The moon is seen after the day of Strawberry Moon over old houses in Cairo, Egypt, June 22, 2024. (Reuters)
The moon is seen after the day of Strawberry Moon over old houses in Cairo, Egypt, June 22, 2024. (Reuters)

Egypt needs to import around $1.18 billion worth of mazut fuel oil and natural gas to end persistent power cuts exacerbated by consecutive heat waves, its Prime Minister Mostafa Madbouly said in a televised address on Tuesday.

It hopes the shipments will arrive in full around the third week of July, by which point the government aims to stop cutting power during the remaining summer months, he added.

It has already started contracting for 300,000 tons of mazut worth $180 million to boost its strategic reserves which are expected to arrive early next week.

Egypt's government on Monday extended daily power cuts to three hours from two hours previously in response to a surge in domestic electricity consumption during the latest heat wave.

These three-hour cuts will continue until the end of June, before returning to two hours in the first half of July with the aim of stopping completely for the rest of the summer, Madbouly said on Tuesday.

Egyptian social media has lit up with complaints about the impact of the blackouts, with some saying they have been forced to purchase private power generators.

The problem has particularly affected teenagers preparing for the crucial high school certificate, with some posting about students studying by candlelight and others in coffee shops.

A wedding hall owner in the coastal city of Port Said said he would turn one of his ballrooms into a study hall.

Since July last year, load shedding linked to falling gas production, rising demand and a shortage of foreign currency has led to scheduled two-hour daily power cuts in most areas.

"We had said that we planned to end load shedding by the end of 2024... we do not have a power generation problem or a network problem, we are unable to provide fuel," Madbouly said on Tuesday.

"With the increase in consumption related to the major development and population increase, there has been a lot of pressure on our dollar resources," he added.

He said production in a neighboring country's gas field had come to a full halt for 12 hours leading to an interruption in the supply, without naming the country or the gas field.
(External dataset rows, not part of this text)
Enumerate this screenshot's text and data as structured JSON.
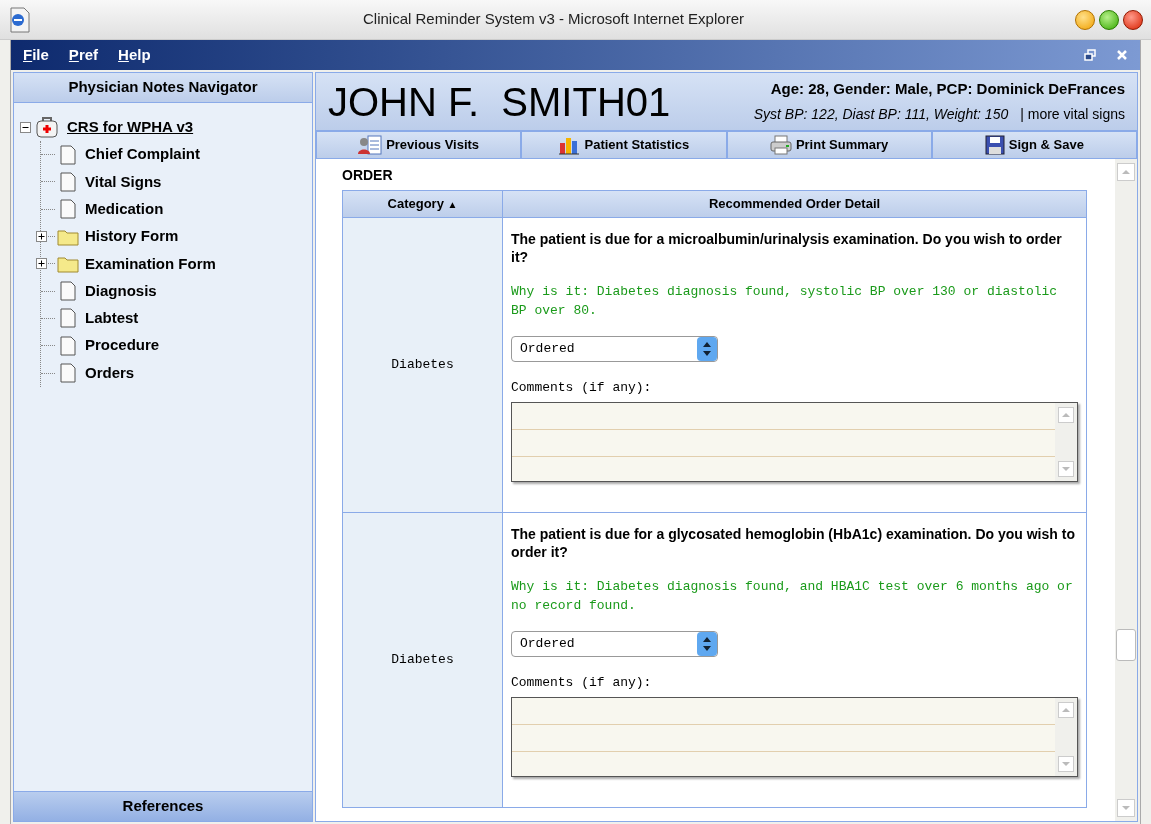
{
  "window": {
    "title": "Clinical Reminder System v3 - Microsoft Internet Explorer"
  },
  "menu": [
    {
      "label": "File",
      "mnemonic_underlined": true
    },
    {
      "label": "Pref",
      "mnemonic_underlined": true
    },
    {
      "label": "Help",
      "mnemonic_underlined": true
    }
  ],
  "navigator": {
    "title": "Physician Notes Navigator",
    "tree": {
      "label": "CRS for WPHA v3",
      "expanded": true,
      "children": [
        {
          "label": "Chief Complaint",
          "kind": "document"
        },
        {
          "label": "Vital Signs",
          "kind": "document"
        },
        {
          "label": "Medication",
          "kind": "document"
        },
        {
          "label": "History Form",
          "kind": "folder",
          "expanded": false
        },
        {
          "label": "Examination Form",
          "kind": "folder",
          "expanded": false
        },
        {
          "label": "Diagnosis",
          "kind": "document"
        },
        {
          "label": "Labtest",
          "kind": "document"
        },
        {
          "label": "Procedure",
          "kind": "document"
        },
        {
          "label": "Orders",
          "kind": "document"
        }
      ]
    },
    "footer": "References"
  },
  "patient": {
    "name": "JOHN F.  SMITH01",
    "summary": "Age: 28, Gender: Male, PCP: Dominick DeFrances",
    "vitals": "Syst BP: 122, Diast BP: 111, Weight: 150",
    "more_link": "| more vital signs"
  },
  "toolbar": [
    {
      "label": "Previous Visits",
      "kind": "visits"
    },
    {
      "label": "Patient Statistics",
      "kind": "stats"
    },
    {
      "label": "Print Summary",
      "kind": "print"
    },
    {
      "label": "Sign & Save",
      "kind": "save"
    }
  ],
  "section_title": "ORDER",
  "table": {
    "columns": [
      "Category",
      "Recommended Order Detail"
    ],
    "sort_indicator": "▲",
    "rows": [
      {
        "category": "Diabetes",
        "question": "The patient is due for a microalbumin/urinalysis examination. Do you wish to order it?",
        "reason": "Why is it: Diabetes diagnosis found, systolic BP over 130 or diastolic BP over 80.",
        "choice": "Ordered",
        "comments_label": "Comments (if any):"
      },
      {
        "category": "Diabetes",
        "question": "The patient is due for a glycosated hemoglobin (HbA1c) examination. Do you wish to order it?",
        "reason": "Why is it: Diabetes diagnosis found, and HBA1C test over 6 months ago or no record found.",
        "choice": "Ordered",
        "comments_label": "Comments (if any):"
      }
    ]
  }
}
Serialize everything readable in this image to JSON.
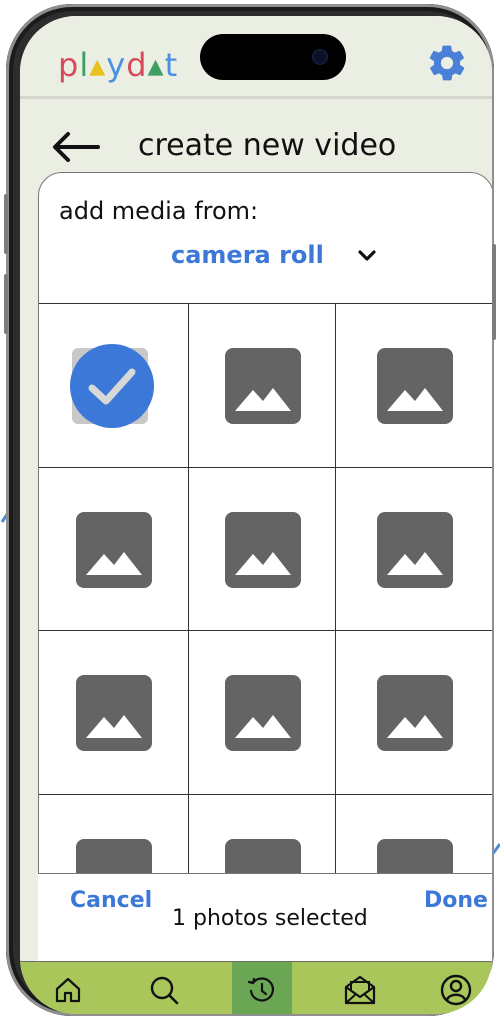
{
  "app": {
    "logo_text": "playdat"
  },
  "header": {
    "title": "create new video"
  },
  "media_picker": {
    "prompt": "add media from:",
    "source": "camera roll",
    "selected_count_text": "1 photos selected",
    "cancel_label": "Cancel",
    "done_label": "Done"
  },
  "icons": {
    "settings": "gear-icon",
    "back": "left-arrow-icon",
    "dropdown": "chevron-down-icon",
    "photo": "image-placeholder-icon",
    "selected": "checkmark-icon",
    "nav": [
      "home-icon",
      "search-icon",
      "history-icon",
      "mail-icon",
      "profile-icon"
    ]
  },
  "colors": {
    "accent_blue": "#3b78d8",
    "nav_green": "#a9c65b",
    "nav_active": "#6aa653",
    "header_bg": "#ebeee3",
    "logo_colors": [
      "#d84a5a",
      "#e8c21c",
      "#4a90e2",
      "#3f9f63"
    ]
  }
}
Egypt's Abu Qir Fertilizers said on Tuesday three of its plants had halted production because their supply of natural gas was cut.